Skip to main content

Thank you for visiting nature.com. You are using a browser version with limited support for CSS. To obtain the best experience, we recommend you use a more up to date browser (or turn off compatibility mode in Internet Explorer). In the meantime, to ensure continued support, we are displaying the site without styles and JavaScript.

Climate science

Heads up on a heat wave

Subjects

A model for forecasting seasonal climate in the United States was able to predict months in advance the intense summer heat that scorched the country's central plains last year (pictured).

Lifeng Luo at Michigan State University in East Lansing and Yan Zhang at Scinovation in Princeton, New Jersey, compared the observed number of extremely hot days in the region last summer with temperature-anomaly predictions made by the National Weather Service's upgraded Climate Forecast System, which became operational at the end of March 2011. Almost all the 424 runs of the model between April and mid-July 2011 accurately predicted an unusually large number of days with extreme temperatures in the region.

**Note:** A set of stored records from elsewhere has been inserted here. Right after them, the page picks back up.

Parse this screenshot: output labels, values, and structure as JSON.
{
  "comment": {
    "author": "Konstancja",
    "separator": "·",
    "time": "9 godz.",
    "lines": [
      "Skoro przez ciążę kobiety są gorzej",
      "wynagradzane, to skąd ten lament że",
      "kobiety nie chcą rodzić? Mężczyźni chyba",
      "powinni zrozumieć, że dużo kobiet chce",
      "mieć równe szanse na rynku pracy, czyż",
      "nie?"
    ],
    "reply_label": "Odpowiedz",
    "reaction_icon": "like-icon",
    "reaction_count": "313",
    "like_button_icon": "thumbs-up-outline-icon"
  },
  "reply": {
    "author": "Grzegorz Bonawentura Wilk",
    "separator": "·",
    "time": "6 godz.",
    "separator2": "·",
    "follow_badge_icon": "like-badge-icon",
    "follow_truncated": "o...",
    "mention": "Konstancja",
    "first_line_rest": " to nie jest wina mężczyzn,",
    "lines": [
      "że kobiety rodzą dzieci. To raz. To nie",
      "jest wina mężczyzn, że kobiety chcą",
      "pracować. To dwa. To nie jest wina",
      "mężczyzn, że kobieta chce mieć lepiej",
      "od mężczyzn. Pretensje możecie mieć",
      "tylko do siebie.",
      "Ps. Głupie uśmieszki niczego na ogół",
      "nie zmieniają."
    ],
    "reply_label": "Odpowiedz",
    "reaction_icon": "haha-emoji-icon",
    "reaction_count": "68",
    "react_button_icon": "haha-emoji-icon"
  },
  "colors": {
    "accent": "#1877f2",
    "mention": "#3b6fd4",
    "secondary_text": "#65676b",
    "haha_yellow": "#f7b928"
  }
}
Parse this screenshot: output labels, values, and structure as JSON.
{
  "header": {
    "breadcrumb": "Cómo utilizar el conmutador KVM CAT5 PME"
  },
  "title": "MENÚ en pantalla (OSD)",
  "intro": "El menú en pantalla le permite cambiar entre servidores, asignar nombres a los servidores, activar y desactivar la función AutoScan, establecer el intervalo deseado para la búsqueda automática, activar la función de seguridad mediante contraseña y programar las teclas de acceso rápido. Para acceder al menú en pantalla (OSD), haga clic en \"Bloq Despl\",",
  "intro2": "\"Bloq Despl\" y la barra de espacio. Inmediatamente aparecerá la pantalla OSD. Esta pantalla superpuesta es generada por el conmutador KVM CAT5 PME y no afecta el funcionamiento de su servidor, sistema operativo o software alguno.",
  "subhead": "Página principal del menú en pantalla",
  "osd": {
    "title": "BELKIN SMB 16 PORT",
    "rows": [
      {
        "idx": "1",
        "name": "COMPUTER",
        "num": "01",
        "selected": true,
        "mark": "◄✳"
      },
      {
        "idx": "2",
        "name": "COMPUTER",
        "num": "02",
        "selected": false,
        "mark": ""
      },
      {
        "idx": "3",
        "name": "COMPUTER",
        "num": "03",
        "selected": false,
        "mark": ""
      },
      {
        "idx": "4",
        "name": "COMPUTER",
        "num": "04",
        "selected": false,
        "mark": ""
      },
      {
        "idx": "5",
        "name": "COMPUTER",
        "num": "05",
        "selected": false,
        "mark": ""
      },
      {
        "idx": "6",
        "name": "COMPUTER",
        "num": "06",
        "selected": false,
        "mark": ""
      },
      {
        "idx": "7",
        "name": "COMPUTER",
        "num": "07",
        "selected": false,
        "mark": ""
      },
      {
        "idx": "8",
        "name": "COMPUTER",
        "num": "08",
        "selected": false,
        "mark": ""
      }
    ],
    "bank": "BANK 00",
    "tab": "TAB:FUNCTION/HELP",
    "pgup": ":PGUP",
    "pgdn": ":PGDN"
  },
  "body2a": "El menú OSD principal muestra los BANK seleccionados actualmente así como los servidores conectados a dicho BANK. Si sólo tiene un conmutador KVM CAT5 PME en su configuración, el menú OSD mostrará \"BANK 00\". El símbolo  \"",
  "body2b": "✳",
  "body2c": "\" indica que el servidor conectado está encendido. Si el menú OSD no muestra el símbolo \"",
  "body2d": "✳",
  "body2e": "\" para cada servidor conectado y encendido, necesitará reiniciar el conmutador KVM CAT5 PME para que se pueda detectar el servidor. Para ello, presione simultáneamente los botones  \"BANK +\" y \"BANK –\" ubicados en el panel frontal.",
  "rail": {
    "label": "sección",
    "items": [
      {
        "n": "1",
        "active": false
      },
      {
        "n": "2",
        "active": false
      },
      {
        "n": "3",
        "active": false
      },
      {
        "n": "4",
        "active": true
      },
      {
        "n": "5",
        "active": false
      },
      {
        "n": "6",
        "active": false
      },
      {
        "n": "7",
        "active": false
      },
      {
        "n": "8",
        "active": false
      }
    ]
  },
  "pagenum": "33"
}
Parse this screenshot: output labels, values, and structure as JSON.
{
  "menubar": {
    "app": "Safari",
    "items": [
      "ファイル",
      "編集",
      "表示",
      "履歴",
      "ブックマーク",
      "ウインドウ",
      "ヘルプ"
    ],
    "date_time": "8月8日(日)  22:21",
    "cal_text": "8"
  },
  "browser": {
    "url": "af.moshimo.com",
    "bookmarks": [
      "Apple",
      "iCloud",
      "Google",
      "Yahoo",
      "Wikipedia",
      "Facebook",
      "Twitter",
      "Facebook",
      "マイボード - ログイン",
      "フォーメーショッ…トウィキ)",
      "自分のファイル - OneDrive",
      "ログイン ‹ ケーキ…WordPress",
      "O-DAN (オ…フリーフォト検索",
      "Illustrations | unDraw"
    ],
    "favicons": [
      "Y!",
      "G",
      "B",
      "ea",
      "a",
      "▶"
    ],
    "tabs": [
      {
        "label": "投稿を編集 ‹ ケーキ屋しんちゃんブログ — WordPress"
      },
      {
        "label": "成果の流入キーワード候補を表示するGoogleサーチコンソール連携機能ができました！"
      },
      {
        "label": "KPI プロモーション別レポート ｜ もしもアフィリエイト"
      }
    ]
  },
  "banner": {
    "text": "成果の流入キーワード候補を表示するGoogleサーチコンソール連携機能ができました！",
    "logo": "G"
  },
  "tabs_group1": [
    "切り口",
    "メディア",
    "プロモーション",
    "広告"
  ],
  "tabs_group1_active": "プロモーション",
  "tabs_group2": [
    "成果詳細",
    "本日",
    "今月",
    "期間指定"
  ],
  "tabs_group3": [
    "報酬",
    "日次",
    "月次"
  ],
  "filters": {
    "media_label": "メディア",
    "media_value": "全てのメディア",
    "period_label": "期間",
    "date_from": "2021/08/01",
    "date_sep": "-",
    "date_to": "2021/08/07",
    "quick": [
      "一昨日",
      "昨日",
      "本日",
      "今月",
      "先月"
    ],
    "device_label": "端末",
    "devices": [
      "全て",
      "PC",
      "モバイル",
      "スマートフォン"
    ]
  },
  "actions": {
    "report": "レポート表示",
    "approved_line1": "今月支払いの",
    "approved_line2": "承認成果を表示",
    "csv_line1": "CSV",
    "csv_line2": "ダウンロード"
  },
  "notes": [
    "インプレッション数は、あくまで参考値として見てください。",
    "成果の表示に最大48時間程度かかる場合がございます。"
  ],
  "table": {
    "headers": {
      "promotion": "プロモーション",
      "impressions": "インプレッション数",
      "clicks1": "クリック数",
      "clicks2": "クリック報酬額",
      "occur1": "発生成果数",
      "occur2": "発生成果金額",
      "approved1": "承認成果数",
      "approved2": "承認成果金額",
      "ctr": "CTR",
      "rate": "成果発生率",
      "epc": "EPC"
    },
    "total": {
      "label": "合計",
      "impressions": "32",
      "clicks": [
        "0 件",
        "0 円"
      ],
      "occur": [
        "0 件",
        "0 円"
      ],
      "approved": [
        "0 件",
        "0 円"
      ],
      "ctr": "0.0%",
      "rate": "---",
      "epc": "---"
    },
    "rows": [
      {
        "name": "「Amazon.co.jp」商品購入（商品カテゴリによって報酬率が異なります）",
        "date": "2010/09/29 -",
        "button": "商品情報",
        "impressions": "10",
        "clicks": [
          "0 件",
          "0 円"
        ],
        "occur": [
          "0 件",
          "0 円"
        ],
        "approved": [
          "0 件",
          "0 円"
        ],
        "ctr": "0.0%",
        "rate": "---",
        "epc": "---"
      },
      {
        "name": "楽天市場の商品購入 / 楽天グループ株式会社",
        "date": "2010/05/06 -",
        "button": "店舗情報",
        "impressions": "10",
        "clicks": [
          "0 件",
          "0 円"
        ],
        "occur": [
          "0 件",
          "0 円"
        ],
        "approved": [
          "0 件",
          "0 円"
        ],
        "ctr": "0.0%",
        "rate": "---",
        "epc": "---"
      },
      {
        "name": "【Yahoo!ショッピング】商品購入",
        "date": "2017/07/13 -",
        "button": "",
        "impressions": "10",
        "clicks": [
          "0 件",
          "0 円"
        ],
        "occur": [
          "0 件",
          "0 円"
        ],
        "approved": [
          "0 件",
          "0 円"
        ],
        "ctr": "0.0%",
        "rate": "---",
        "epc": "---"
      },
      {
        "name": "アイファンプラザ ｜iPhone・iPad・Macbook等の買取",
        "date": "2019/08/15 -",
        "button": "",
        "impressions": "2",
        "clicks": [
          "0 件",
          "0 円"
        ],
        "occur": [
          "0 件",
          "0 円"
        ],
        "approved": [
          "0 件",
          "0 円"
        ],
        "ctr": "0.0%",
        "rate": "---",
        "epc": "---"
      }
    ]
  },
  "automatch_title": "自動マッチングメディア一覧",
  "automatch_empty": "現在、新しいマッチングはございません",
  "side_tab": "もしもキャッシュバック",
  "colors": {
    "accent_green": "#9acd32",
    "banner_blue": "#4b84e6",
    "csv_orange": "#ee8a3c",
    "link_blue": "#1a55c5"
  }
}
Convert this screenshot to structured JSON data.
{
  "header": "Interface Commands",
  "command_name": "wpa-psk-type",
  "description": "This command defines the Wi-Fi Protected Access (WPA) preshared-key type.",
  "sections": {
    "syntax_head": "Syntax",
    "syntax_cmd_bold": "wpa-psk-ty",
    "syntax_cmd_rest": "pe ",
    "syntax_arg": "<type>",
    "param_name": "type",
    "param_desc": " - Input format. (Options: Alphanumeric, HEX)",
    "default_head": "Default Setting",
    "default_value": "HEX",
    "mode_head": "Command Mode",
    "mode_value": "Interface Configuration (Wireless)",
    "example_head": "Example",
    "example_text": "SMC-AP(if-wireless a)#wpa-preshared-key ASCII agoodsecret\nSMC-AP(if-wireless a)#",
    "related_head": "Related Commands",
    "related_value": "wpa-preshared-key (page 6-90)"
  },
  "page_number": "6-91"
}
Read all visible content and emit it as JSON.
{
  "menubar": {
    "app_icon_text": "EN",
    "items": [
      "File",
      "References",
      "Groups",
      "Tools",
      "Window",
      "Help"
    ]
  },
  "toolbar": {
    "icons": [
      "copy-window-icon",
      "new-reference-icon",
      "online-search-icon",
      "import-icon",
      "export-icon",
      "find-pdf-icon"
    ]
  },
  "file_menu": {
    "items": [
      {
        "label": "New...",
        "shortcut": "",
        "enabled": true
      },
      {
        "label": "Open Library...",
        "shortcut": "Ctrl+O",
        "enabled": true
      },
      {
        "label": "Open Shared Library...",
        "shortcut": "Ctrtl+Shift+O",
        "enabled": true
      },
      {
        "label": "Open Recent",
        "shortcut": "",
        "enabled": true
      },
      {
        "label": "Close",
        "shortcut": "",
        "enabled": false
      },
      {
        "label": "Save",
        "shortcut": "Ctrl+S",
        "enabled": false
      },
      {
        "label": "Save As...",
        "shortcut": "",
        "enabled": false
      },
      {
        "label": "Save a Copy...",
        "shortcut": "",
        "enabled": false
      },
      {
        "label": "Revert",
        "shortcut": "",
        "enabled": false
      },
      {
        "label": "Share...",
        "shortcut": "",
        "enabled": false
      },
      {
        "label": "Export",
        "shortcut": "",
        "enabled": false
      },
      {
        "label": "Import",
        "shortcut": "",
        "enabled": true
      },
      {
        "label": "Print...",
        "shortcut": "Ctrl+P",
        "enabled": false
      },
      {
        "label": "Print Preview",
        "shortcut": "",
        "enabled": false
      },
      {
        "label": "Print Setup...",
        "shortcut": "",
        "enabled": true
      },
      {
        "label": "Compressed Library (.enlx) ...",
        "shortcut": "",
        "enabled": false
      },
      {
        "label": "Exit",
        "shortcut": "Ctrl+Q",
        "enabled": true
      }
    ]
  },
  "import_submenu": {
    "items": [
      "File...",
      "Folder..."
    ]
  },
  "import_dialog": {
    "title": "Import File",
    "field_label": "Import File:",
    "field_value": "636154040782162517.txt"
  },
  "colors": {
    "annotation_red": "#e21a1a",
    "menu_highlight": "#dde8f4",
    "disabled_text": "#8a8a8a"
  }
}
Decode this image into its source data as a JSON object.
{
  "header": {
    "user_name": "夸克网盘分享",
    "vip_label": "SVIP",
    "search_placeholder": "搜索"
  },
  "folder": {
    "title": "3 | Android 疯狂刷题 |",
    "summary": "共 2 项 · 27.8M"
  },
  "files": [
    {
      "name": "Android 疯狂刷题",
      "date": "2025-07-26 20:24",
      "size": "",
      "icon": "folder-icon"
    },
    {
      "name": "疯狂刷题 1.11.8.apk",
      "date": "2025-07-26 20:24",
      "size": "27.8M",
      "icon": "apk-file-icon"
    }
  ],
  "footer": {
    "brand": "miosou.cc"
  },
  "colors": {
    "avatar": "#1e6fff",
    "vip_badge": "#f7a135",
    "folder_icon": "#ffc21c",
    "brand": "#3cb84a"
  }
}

As the summer approached, the model became more certain about where, when and how intense the heat wave would be.

Successful prediction of a climate extreme adds confidence to seasonal climate forecasts, the authors say. But how often the model correctly predicts future events still needs to be evaluated, they caution.

Credit: T. GUTIERREZ/PRESS ASSOCIATION IMAGES

Geophys. Res. Lett. http://dx.doi.org/10.1029/2012GL051383 (2012)

Rights and permissions

Reprints and Permissions

About this article

Cite this article

Heads up on a heat wave. Nature 484, 8 (2012). https://doi.org/10.1038/484008a

Download citation

  • Published:

  • Issue Date:

  • DOI: https://doi.org/10.1038/484008a

Search

Quick links

Nature Briefing

Sign up for the Nature Briefing newsletter — what matters in science, free to your inbox daily.

Get the most important science stories of the day, free in your inbox. Sign up for Nature Briefing